The 230 letters in this inaugural volume of The Correspondence of John Tyndall chart Tyndall’s emergence into early adulthood, spanning from his arrival in Youghal in May 1840 as a civil assistant with just a year’s experience working on the Irish Ordnance Survey to his pseudonymous authorship of an open letter to the prime minister, Robert Peel, protesting the pay and conditions on the English Survey in August 1843. The letters, which include Tyndall’s earliest extant correspondence, encompass some of the most significant events of the early 1840s. Tyndall’s correspondents also discuss their experiences of British military expansion in India and economic migration to North America, among other topics. The letters show the development of many of the traits and talents, both mathematical and literary, that would subsequently make Tyndall one of most prominent men of science in Victorian Britain. They also afford broader insights into a period of almost unprecedented social upheaval and cultural and technological change that ultimately shaped Tyndall’s development into adulthood.

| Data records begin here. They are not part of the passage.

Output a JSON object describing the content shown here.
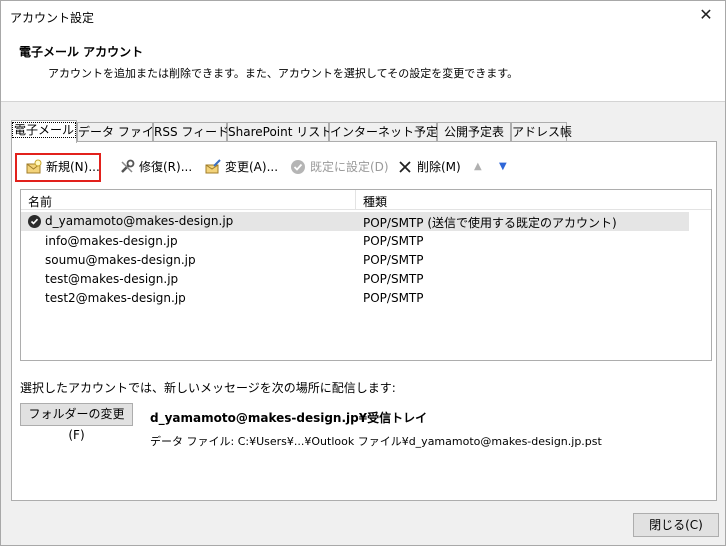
{
  "window": {
    "title": "アカウント設定",
    "close_glyph": "✕"
  },
  "header": {
    "title": "電子メール アカウント",
    "description": "アカウントを追加または削除できます。また、アカウントを選択してその設定を変更できます。"
  },
  "tabs": [
    {
      "label": "電子メール"
    },
    {
      "label": "データ ファイル"
    },
    {
      "label": "RSS フィード"
    },
    {
      "label": "SharePoint リスト"
    },
    {
      "label": "インターネット予定表"
    },
    {
      "label": "公開予定表"
    },
    {
      "label": "アドレス帳"
    }
  ],
  "toolbar": {
    "new_label": "新規(N)...",
    "repair_label": "修復(R)...",
    "change_label": "変更(A)...",
    "set_default_label": "既定に設定(D)",
    "delete_label": "削除(M)",
    "up_glyph": "▲",
    "down_glyph": "▼"
  },
  "list": {
    "col_name": "名前",
    "col_type": "種類",
    "rows": [
      {
        "name": "d_yamamoto@makes-design.jp",
        "type": "POP/SMTP (送信で使用する既定のアカウント)"
      },
      {
        "name": "info@makes-design.jp",
        "type": "POP/SMTP"
      },
      {
        "name": "soumu@makes-design.jp",
        "type": "POP/SMTP"
      },
      {
        "name": "test@makes-design.jp",
        "type": "POP/SMTP"
      },
      {
        "name": "test2@makes-design.jp",
        "type": "POP/SMTP"
      }
    ]
  },
  "delivery": {
    "label": "選択したアカウントでは、新しいメッセージを次の場所に配信します:",
    "folder_button": "フォルダーの変更(F)",
    "folder_path": "d_yamamoto@makes-design.jp¥受信トレイ",
    "data_file": "データ ファイル: C:¥Users¥...¥Outlook ファイル¥d_yamamoto@makes-design.jp.pst"
  },
  "footer": {
    "close_button": "閉じる(C)"
  },
  "colors": {
    "highlight": "#e2211c",
    "selected_row": "#e5e5e5"
  }
}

Tyndall should be considered an important figure in the history of scientific communication and the public understanding of science. These first three volumes of his collected correspondence (with more to come) are a fascinating social document with significance beyond the specifics of Tyndall's life.
Geoffrey Cantor is professor emeritus of the history of science at the University of Leeds and senior honorary research associate at University College, London. He is past president of the British Society for the History of Science. His research has focused on nineteenth-century British science and his publications include studies of Michael Faraday, the Great Exhibition of 1851, and the interrelations of science and religion.
Gowan Dawson is Professor of Victorian Literature and Culture at the University of Leicester and Honorary Research Fellow at the Natural History Museum, London. His books include Show Me the Bone: Reconstructing Prehistoric Monsters in Nineteenth-Century Britain and America and Darwin, Literature and Victorian Respectability.